Excerpted records section start
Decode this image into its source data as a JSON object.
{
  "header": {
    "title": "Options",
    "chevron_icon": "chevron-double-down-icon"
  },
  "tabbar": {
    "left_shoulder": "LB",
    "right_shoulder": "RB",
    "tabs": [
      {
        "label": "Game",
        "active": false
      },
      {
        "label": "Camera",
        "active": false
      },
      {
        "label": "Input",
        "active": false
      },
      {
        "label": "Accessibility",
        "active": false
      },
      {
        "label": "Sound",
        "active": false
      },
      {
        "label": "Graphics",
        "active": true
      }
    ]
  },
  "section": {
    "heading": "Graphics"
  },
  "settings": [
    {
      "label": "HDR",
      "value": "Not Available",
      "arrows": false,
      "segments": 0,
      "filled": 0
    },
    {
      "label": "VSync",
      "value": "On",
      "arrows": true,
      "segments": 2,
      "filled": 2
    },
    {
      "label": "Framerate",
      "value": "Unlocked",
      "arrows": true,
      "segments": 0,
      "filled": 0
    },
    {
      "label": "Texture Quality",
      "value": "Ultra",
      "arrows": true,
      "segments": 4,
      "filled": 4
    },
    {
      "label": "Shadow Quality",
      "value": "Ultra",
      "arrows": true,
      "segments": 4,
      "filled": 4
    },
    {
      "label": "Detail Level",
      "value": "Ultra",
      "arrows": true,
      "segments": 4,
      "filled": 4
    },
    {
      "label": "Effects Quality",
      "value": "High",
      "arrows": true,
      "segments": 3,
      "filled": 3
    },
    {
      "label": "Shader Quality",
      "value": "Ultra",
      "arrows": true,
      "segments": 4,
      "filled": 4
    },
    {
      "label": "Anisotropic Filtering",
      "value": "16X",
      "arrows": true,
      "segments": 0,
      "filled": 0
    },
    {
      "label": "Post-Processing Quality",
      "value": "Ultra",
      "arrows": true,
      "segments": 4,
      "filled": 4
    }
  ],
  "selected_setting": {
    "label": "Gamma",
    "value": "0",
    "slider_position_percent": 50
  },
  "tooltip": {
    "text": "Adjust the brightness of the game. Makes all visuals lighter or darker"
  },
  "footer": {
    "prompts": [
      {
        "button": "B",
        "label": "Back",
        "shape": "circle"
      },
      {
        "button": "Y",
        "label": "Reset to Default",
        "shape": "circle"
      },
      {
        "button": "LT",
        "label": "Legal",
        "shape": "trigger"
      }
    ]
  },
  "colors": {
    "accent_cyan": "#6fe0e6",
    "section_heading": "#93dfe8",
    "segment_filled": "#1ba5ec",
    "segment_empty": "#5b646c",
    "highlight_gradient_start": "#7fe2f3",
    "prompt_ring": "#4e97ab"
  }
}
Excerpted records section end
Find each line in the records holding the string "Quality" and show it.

__Exercise solution__.
      "label": "Texture Quality",
      "label": "Shadow Quality",
      "label": "Effects Quality",
      "label": "Shader Quality",
      "label": "Post-Processing Quality",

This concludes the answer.